Friday, November 29, 2013
As little as 20 minutes of moderate exercise three times per week during pregnancy enhances the newborn child's brain development, according to researchers at the University of Montreal and its affiliated CHU Sainte-Justine children's hospital. This head-start could have an impact on the child's entire life.
"Our research indicates that exercise during pregnancy enhances the newborn child's brain development," explained Professor Dave Ellemberg, who led the study. "While animal studies have shown similar results, this is the first randomized controlled trial in humans to objectively measure the impact of exercise during pregnancy directly on the newborn's brain. We hope these results will guide public health interventions and research on brain plasticity. Most of all, we are optimistic that this will encourage women to change their health habits, given that the simple act of exercising during pregnancy could make a difference for their child's future." Ellemberg and his colleagues Professor Daniel Curnier and PhD candidate Élise Labonté-LeMoyne presented their findings today at the Neuroscience 2013 congress in San Diego.
Not so long ago, obstetricians would tell women to take it easy and rest during their pregnancy. Recently, the tides have turned and it is now commonly accepted that inactivity is actually a health concern. "While being sedentary increases the risks of suffering complications during pregnancy, being active can ease post-partum recovery, make pregnancy more comfortable and reduce the risk of obesity in the children," Curier explained. "Given that exercise has been demonstrated to be beneficial for the adult's brain, we hypothesized that it could also be beneficial for the unborn child through the mother's actions."
To verify this, starting at the beginning of their second trimester, women were randomly assigned to an exercise group or a sedentary group. Women in the exercise group had to perform at least 20 minutes of cardiovascular exercise three times per week at a moderate intensity, which should lead to at least a slight shortness of breath. Women in the sedentary group did not exercise. The brain activity of the newborns was assessed between the ages of 8 to 12 days, by means of electroencephalography, which enables the recording of the electrical activity of the brain. "We used 124 soft electrodes placed on the infant's head and waited for the child to fall asleep on his or her mother's lap. We then measured auditory memory by means of the brain's unconscious response to repeated and novel sounds," Labonté-LeMoyne said. "Our results show that the babies born from the mothers who were physically active have a more mature cerebral activation, suggesting that their brains developed more rapidly."

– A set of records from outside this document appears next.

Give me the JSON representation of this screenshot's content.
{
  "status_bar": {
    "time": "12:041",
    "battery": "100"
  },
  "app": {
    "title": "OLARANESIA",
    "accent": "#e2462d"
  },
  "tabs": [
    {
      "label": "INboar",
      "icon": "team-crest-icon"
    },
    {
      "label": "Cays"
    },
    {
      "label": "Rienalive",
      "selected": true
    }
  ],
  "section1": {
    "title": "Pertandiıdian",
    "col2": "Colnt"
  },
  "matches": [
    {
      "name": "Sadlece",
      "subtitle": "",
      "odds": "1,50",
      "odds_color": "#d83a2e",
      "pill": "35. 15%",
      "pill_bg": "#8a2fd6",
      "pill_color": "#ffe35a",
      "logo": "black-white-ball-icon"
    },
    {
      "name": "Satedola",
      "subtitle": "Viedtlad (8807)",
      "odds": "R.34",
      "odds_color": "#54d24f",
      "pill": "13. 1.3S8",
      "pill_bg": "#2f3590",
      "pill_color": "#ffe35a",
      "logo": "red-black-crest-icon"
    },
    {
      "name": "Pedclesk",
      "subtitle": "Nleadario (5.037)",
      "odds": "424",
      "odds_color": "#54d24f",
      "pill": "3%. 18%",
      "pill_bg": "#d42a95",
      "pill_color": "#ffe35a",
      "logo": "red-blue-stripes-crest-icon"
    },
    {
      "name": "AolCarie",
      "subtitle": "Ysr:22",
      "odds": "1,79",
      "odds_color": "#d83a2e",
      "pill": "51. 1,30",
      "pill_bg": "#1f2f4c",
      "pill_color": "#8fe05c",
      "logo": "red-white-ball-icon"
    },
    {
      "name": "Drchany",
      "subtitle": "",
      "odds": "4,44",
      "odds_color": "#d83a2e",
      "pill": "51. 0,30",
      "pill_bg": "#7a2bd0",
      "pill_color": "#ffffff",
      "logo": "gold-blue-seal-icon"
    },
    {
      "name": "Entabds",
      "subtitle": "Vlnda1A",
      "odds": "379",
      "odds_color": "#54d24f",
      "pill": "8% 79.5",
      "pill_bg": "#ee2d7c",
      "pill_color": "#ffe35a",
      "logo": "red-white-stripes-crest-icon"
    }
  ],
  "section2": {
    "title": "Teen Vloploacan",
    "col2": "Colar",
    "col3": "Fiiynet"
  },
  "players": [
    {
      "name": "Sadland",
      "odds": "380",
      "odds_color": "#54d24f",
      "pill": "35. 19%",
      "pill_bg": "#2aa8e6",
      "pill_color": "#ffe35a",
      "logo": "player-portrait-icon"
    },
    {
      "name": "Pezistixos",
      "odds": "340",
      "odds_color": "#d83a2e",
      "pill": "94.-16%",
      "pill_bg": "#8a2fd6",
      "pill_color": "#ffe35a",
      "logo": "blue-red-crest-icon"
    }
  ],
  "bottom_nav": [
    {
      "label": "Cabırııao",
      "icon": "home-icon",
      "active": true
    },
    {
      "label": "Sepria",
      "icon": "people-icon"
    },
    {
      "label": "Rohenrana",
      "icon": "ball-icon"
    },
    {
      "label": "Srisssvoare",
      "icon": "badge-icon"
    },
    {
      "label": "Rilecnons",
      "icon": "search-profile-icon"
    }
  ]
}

The researchers are now in the process of evaluating the children's cognitive, motor and language development at age 1 to verify if these differences are maintained.